Traditional pension plans have been a proven retirement vehicle for many decades. While ambitious politicians can blithely proclaim that the era of defined benefit plans is over, as we mentioned in our previous post, millions of Americans will soon find that 401(k) plans will have failed miserably to provide them with a secure and dignified retirement. It’s becoming increasingly clear that reliable and secure retirement incomes cannot be provided by 401(k) plans.
Congressman Devin Nunes recently introduced a bill in Congress that is misleadingly titled the “Public Employee Pension Transparency Act.” The real objective of his bill can be found in Nunes’ own words, delivered at a recent gathering of public pension plan opponents.
“So what this will only set up, what the folks in the private sector have figured out a long time ago, was that you have to get away from the defined benefit plan (pensions) and somehow get to a defined contribution (401(k)-style plan).”
How does Nunes propose to “somehow get” rid of defined benefit public pension plans? By legislation that would falsely inflate pension fund liabilities. Nunes’ bill would require public pension plans to report their returns using an absurdly low assumption rate, the rate of return for treasury bills. That rate is currently at 3.6%, half the assumed rate used by most public pension plans and drastically lower than that used by corporate defined benefit plans. The lower the return rate, the worse the funded status of public pension plans would appear to be.
Fitch Ratings, an independent rating agency for government debt, rejected the approach of Nunes and his allies a few weeks ago. Fitch stated they would use a 7% assumption rate in evaluating the soundness of public pension plans. Fitch added that the vast majority of governments would be able to meet their obligations to public pension plans, despite the current pressure on budgets.

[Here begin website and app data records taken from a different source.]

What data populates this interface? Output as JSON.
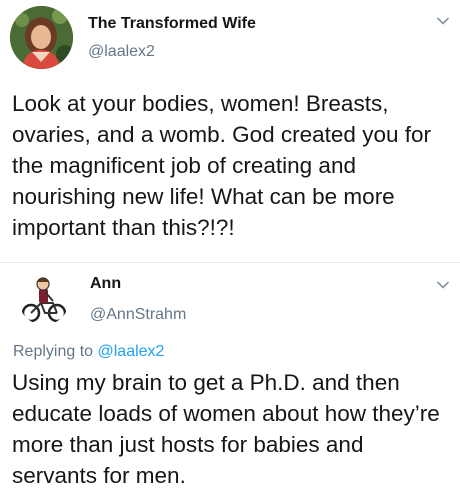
{
  "tweet": {
    "display_name": "The Transformed Wife",
    "handle": "@laalex2",
    "text": "Look at your bodies, women! Breasts, ovaries, and a womb. God created you for the magnificent job of creating and nourishing new life! What can be more important than this?!?!"
  },
  "reply": {
    "display_name": "Ann",
    "handle": "@AnnStrahm",
    "replying_prefix": "Replying to ",
    "replying_handle": "@laalex2",
    "text": "Using my brain to get a Ph.D. and then educate loads of women about how they’re more than just hosts for babies and servants for men."
  },
  "icons": {
    "chevron": "chevron-down-icon",
    "avatar_1": "avatar-photo",
    "avatar_2": "avatar-bicycle-cartoon"
  },
  "colors": {
    "handle": "#657786",
    "link": "#1da1f2",
    "text": "#14171a",
    "divider": "#e6ecf0"
  }
}
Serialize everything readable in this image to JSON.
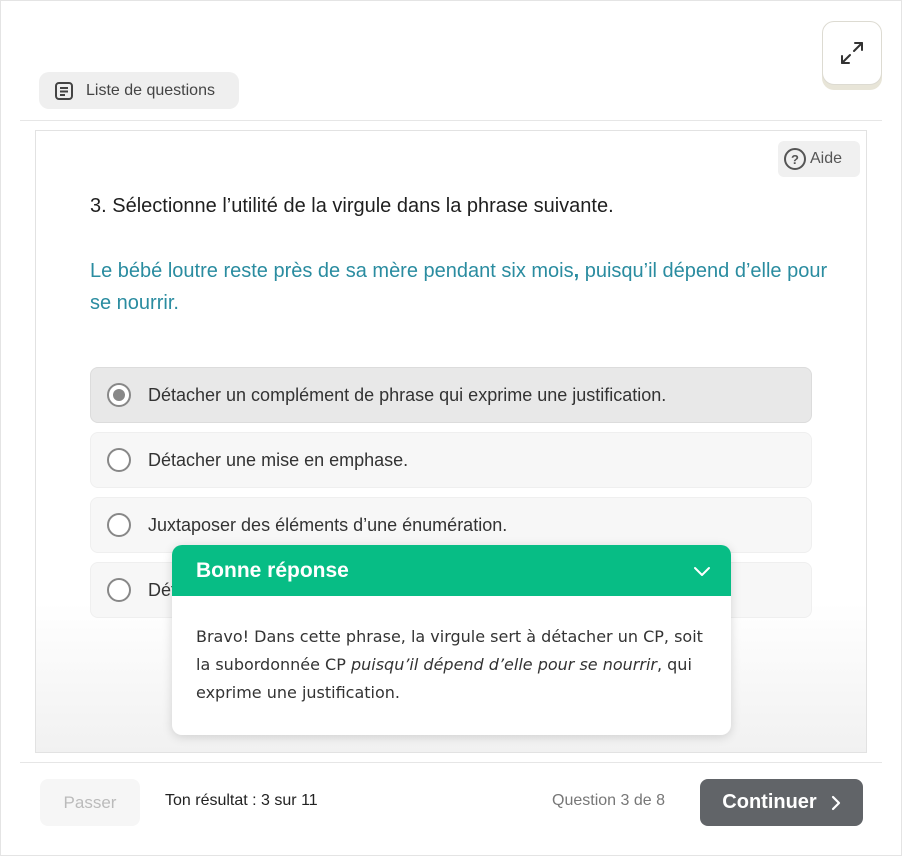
{
  "header": {
    "question_list_label": "Liste de questions",
    "expand_icon": "expand-arrows-icon"
  },
  "help": {
    "label": "Aide",
    "icon_glyph": "?"
  },
  "question": {
    "title": "3. Sélectionne l’utilité de la virgule dans la phrase suivante.",
    "sentence_before": "Le bébé loutre reste près de sa mère pendant six mois",
    "sentence_comma": ",",
    "sentence_after": " puisqu’il dépend d’elle pour se nourrir."
  },
  "options": [
    {
      "label": "Détacher un complément de phrase qui exprime une justification.",
      "selected": true
    },
    {
      "label": "Détacher une mise en emphase.",
      "selected": false
    },
    {
      "label": "Juxtaposer des éléments d’une énumération.",
      "selected": false
    },
    {
      "label": "Dét",
      "selected": false
    }
  ],
  "feedback": {
    "title": "Bonne réponse",
    "text_before": "Bravo! Dans cette phrase, la virgule sert à détacher un CP, soit la subordonnée CP ",
    "text_italic": "puisqu’il dépend d’elle pour se nourrir",
    "text_after": ", qui exprime une justification."
  },
  "footer": {
    "skip_label": "Passer",
    "result_label": "Ton résultat : 3 sur 11",
    "question_count": "Question 3 de 8",
    "continue_label": "Continuer"
  },
  "colors": {
    "accent_green": "#07bd85",
    "sentence_blue": "#2a8ca0",
    "continue_gray": "#616468"
  }
}
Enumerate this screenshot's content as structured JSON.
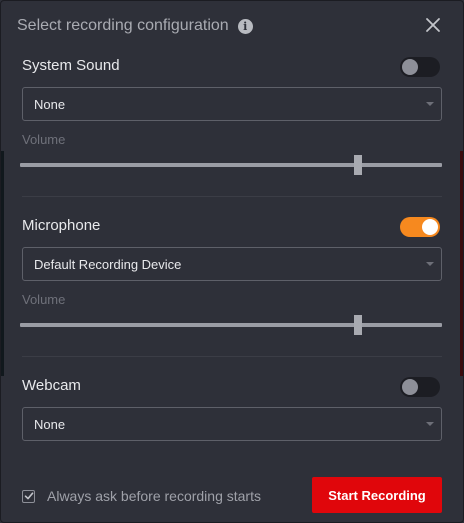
{
  "dialog": {
    "title": "Select recording configuration",
    "info_glyph": "i"
  },
  "sections": {
    "system_sound": {
      "label": "System Sound",
      "enabled": false,
      "source": "None",
      "volume_label": "Volume",
      "volume_percent": 80
    },
    "microphone": {
      "label": "Microphone",
      "enabled": true,
      "source": "Default Recording Device",
      "volume_label": "Volume",
      "volume_percent": 80
    },
    "webcam": {
      "label": "Webcam",
      "enabled": false,
      "source": "None"
    }
  },
  "footer": {
    "always_ask_label": "Always ask before recording starts",
    "always_ask_checked": true,
    "start_label": "Start Recording"
  },
  "colors": {
    "background": "#2e3039",
    "toggle_on": "#f6891f",
    "start_button": "#e0060b"
  },
  "icons": {
    "info": "info-icon",
    "close": "close-icon",
    "dropdown": "chevron-down-icon",
    "check": "check-icon"
  }
}
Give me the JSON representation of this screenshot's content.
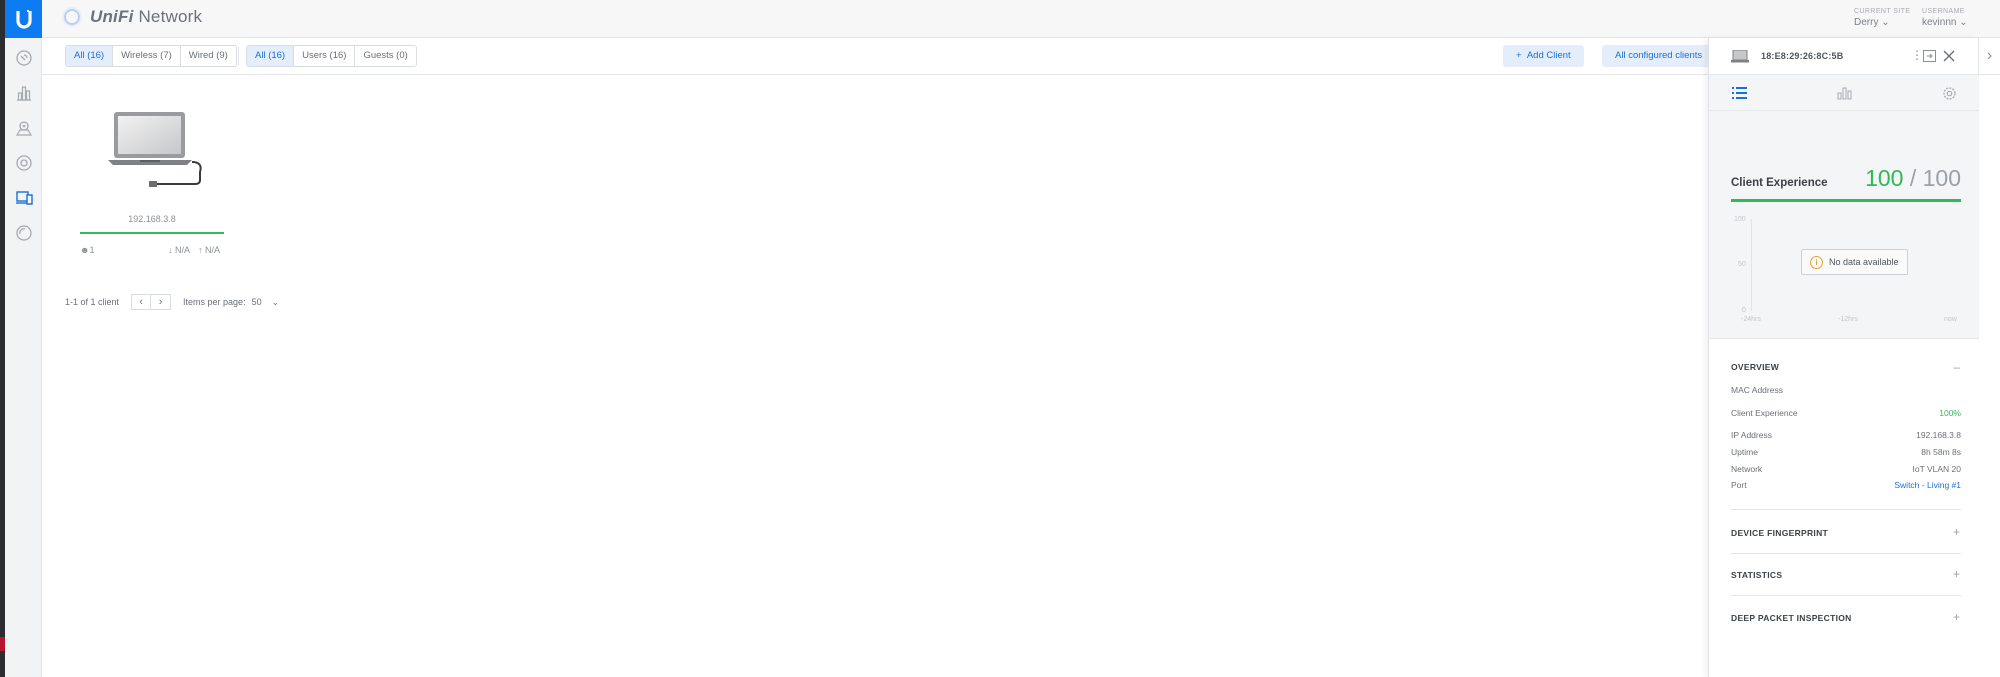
{
  "app": {
    "brand_prefix": "UniFi",
    "brand_suffix": "Network"
  },
  "header": {
    "site_label": "CURRENT SITE",
    "site_value": "Derry",
    "user_label": "USERNAME",
    "user_value": "kevinnn"
  },
  "sidebar": {
    "items": [
      {
        "icon": "dashboard-icon"
      },
      {
        "icon": "statistics-icon"
      },
      {
        "icon": "map-icon"
      },
      {
        "icon": "devices-icon"
      },
      {
        "icon": "clients-icon",
        "active": true
      },
      {
        "icon": "insights-icon"
      }
    ]
  },
  "filters": {
    "connection": [
      "All (16)",
      "Wireless (7)",
      "Wired (9)"
    ],
    "type": [
      "All (16)",
      "Users (16)",
      "Guests (0)"
    ],
    "add_client": "Add Client",
    "all_configured": "All configured clients"
  },
  "client": {
    "ip": "192.168.3.8",
    "users": "1",
    "down": "N/A",
    "up": "N/A"
  },
  "pagination": {
    "summary": "1-1 of 1 client",
    "items_per_page_label": "Items per page:",
    "items_per_page": "50"
  },
  "panel": {
    "mac": "18:E8:29:26:8C:5B",
    "client_experience_title": "Client Experience",
    "score": "100",
    "score_max": "/ 100",
    "chart": {
      "y_labels": [
        "100",
        "50",
        "0"
      ],
      "x_labels": [
        "-24hrs",
        "-12hrs",
        "now"
      ],
      "no_data": "No data available"
    },
    "overview": {
      "title": "OVERVIEW",
      "rows": {
        "mac_label": "MAC Address",
        "ce_label": "Client Experience",
        "ce_value": "100%",
        "ip_label": "IP Address",
        "ip_value": "192.168.3.8",
        "uptime_label": "Uptime",
        "uptime_value": "8h 58m 8s",
        "network_label": "Network",
        "network_value": "IoT VLAN 20",
        "port_label": "Port",
        "port_value": "Switch - Living #1"
      }
    },
    "sections": [
      "DEVICE FINGERPRINT",
      "STATISTICS",
      "DEEP PACKET INSPECTION"
    ]
  },
  "colors": {
    "accent": "#1b6fd8",
    "brand": "#0d7cf2",
    "good": "#30b956",
    "warning": "#e0a23a"
  }
}
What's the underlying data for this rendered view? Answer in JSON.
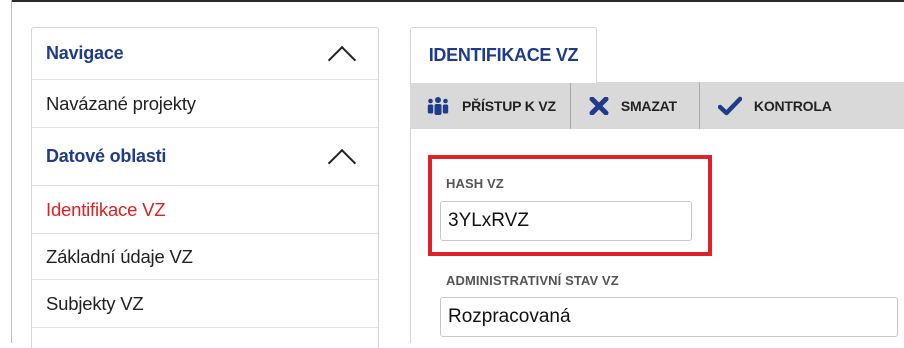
{
  "navigation": {
    "title": "Navigace",
    "linked_projects": "Navázané projekty",
    "data_areas_title": "Datové oblasti",
    "items": [
      {
        "label": "Identifikace VZ",
        "active": true
      },
      {
        "label": "Základní údaje VZ",
        "active": false
      },
      {
        "label": "Subjekty VZ",
        "active": false
      }
    ]
  },
  "tab": {
    "label": "IDENTIFIKACE VZ"
  },
  "toolbar": {
    "access_label": "PŘÍSTUP K VZ",
    "delete_label": "SMAZAT",
    "check_label": "KONTROLA"
  },
  "form": {
    "hash_label": "HASH VZ",
    "hash_value": "3YLxRVZ",
    "status_label": "ADMINISTRATIVNÍ STAV VZ",
    "status_value": "Rozpracovaná"
  },
  "colors": {
    "nav_header": "#1e3c8a",
    "active_item": "#e02020",
    "highlight_box": "#e0202a",
    "toolbar_bg": "#d9d9d9"
  }
}
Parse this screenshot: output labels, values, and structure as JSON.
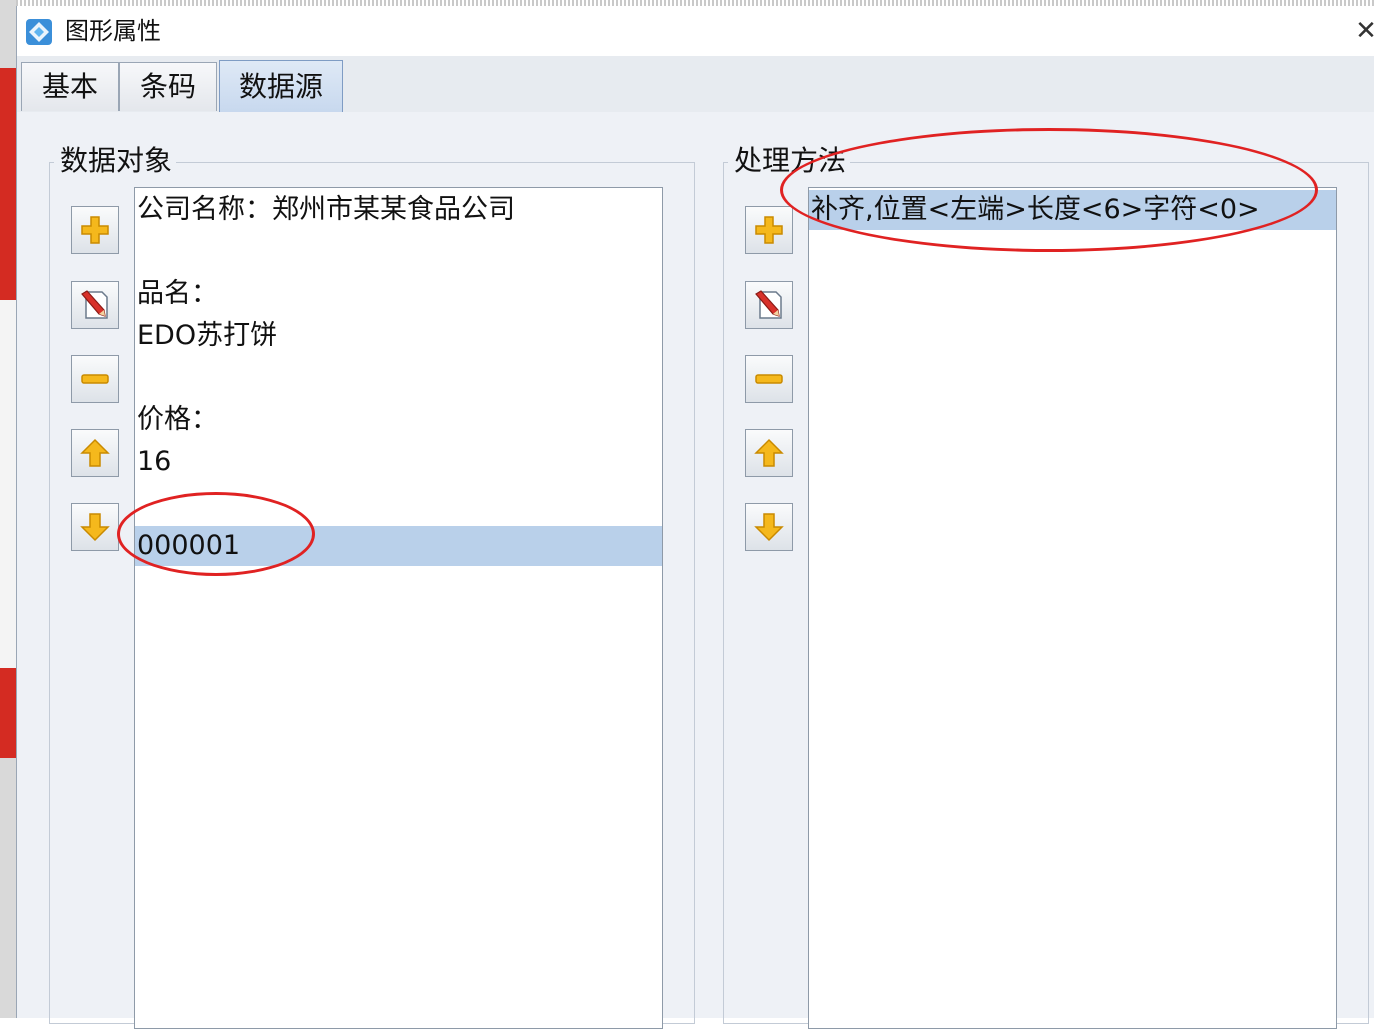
{
  "window": {
    "title": "图形属性",
    "close_glyph": "✕"
  },
  "tabs": [
    {
      "label": "基本",
      "active": false
    },
    {
      "label": "条码",
      "active": false
    },
    {
      "label": "数据源",
      "active": true
    }
  ],
  "data_objects": {
    "label": "数据对象",
    "items": [
      {
        "text": "公司名称：郑州市某某食品公司",
        "selected": false
      },
      {
        "text": "",
        "selected": false
      },
      {
        "text": "品名：",
        "selected": false
      },
      {
        "text": "EDO苏打饼",
        "selected": false
      },
      {
        "text": "",
        "selected": false
      },
      {
        "text": "价格：",
        "selected": false
      },
      {
        "text": "16",
        "selected": false
      },
      {
        "text": "",
        "selected": false
      },
      {
        "text": "000001",
        "selected": true
      }
    ],
    "buttons": [
      "add-icon",
      "edit-icon",
      "remove-icon",
      "move-up-icon",
      "move-down-icon"
    ]
  },
  "processing_methods": {
    "label": "处理方法",
    "items": [
      {
        "text": "补齐,位置<左端>长度<6>字符<0>",
        "selected": true
      }
    ],
    "buttons": [
      "add-icon",
      "edit-icon",
      "remove-icon",
      "move-up-icon",
      "move-down-icon"
    ]
  },
  "colors": {
    "selection": "#b9d0ea",
    "annotation_circle": "#e02222",
    "icon_yellow": "#f5b81c",
    "dialog_bg": "#eef1f6"
  }
}
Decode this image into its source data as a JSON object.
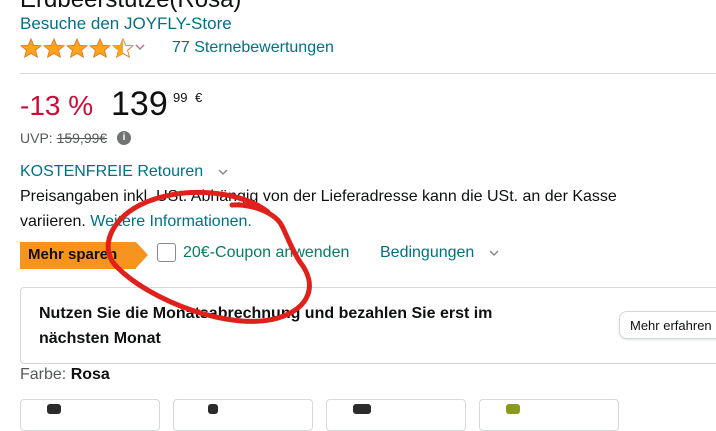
{
  "product": {
    "title_fragment": "Erdbeerstütze(Rosa)",
    "store_link": "Besuche den JOYFLY-Store",
    "rating_value": 4.5,
    "ratings_text": "77 Sternebewertungen"
  },
  "price": {
    "discount": "-13 %",
    "whole": "139",
    "fraction": "99",
    "currency": "€",
    "uvp_label": "UVP:",
    "uvp_value": "159,99€"
  },
  "returns": {
    "label": "KOSTENFREIE Retouren"
  },
  "tax_note": {
    "line1": "Preisangaben inkl. USt. Abhängig von der Lieferadresse kann die USt. an der Kasse",
    "line2_prefix": "variieren.",
    "line2_link": "Weitere Informationen."
  },
  "coupon": {
    "badge": "Mehr sparen",
    "label": "20€-Coupon anwenden",
    "conditions": "Bedingungen"
  },
  "monthly_card": {
    "text": "Nutzen Sie die Monatsabrechnung und bezahlen Sie erst im nächsten Monat",
    "button": "Mehr erfahren"
  },
  "color": {
    "label": "Farbe:",
    "value": "Rosa"
  },
  "colors": {
    "link": "#007185",
    "discount": "#cc0c39",
    "star": "#ffa41c",
    "badge": "#f7941d",
    "coupon": "#067d62",
    "annotation": "#e0201b"
  }
}
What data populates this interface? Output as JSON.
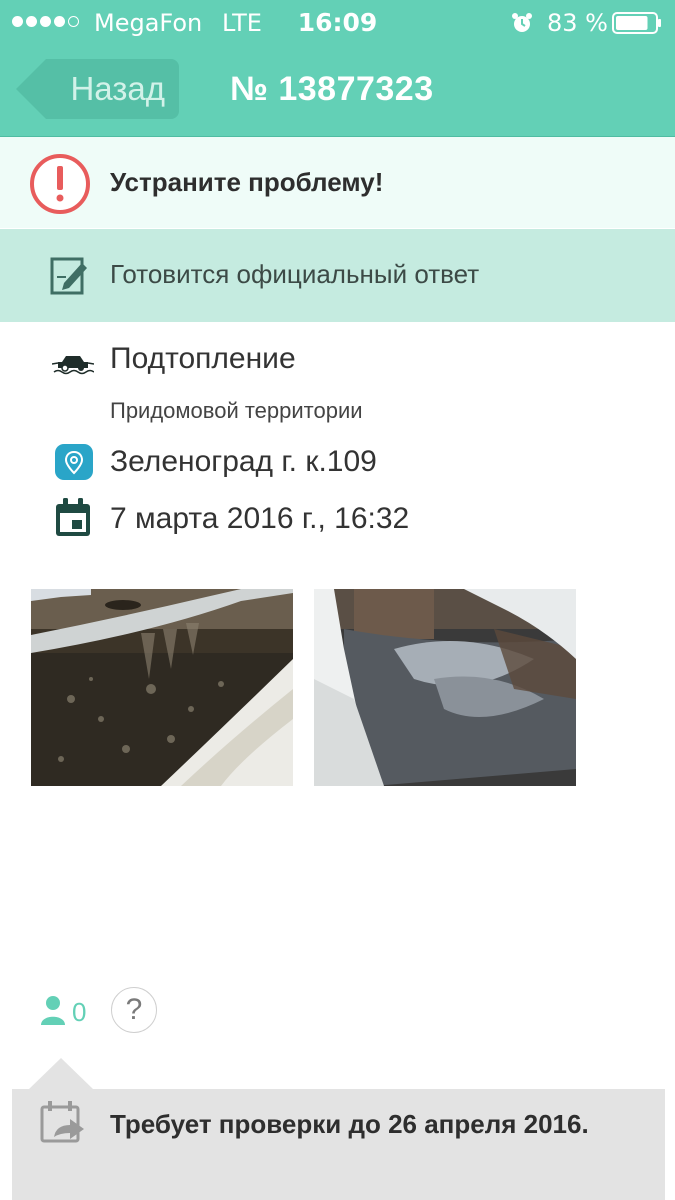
{
  "status_bar": {
    "carrier": "MegaFon",
    "network": "LTE",
    "time": "16:09",
    "battery": "83 %",
    "battery_level": 0.83,
    "signal_bars_filled": 4,
    "signal_bars_total": 5,
    "alarm_icon": "alarm-clock-icon"
  },
  "nav": {
    "back_label": "Назад",
    "title": "№ 13877323"
  },
  "alert": {
    "icon": "exclamation-circle-icon",
    "text": "Устраните проблему!"
  },
  "status": {
    "icon": "edit-document-icon",
    "text": "Готовится официальный ответ"
  },
  "details": {
    "category_icon": "car-flood-icon",
    "category": "Подтопление",
    "subcategory": "Придомовой территории",
    "address_icon": "map-pin-icon",
    "address": "Зеленоград г. к.109",
    "date_icon": "calendar-icon",
    "date": "7 марта 2016 г., 16:32"
  },
  "photos": [
    {
      "icon": "photo-thumbnail"
    },
    {
      "icon": "photo-thumbnail"
    }
  ],
  "votes": {
    "icon": "user-icon",
    "count": "0",
    "help_label": "?"
  },
  "deadline": {
    "icon": "calendar-forward-icon",
    "text": "Требует проверки до 26 апреля 2016."
  },
  "colors": {
    "accent": "#63d0b6",
    "alert_red": "#e85c5c",
    "status_bg": "#c5ebe0",
    "alert_bg": "#effcf8",
    "deadline_bg": "#e3e3e3",
    "pin_blue": "#2aa5c8"
  }
}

Sorry, Congressman Nunes, but we and you know the real problem. As we have pointed out, and as the Wall Street Journal recently reported, the true retirement crisis is the dismal failure of the 401(k) plan to provide an adequate retirement. Tens of millions of Americans who’ve enrolled in 401(k) plans are now realizing they do not have, and will not ever have, enough money to retire in a secure and dignified manner.
A Congressman truly concerned about hard working Americans should be holding hearings and advancing legislation to address the serious problem of 401(k)s, not trumping up misleading legislation designed to “somehow get” more people into that failed system. It is transparently clear that Congressman Nunes does not have that goal.
Pension plans, like those offered to Los Angeles City employees, provide monthly pension checks – a reliable, stable income that retirees cannot outlive. In contrast, a defined contribution 401(k) retirement plan provides no established monthly pension, and it provides nothing to fall back on when the savings account is depleted.
The fact is that pension plans create retirement security while 401(k) plans create retirement insecurity.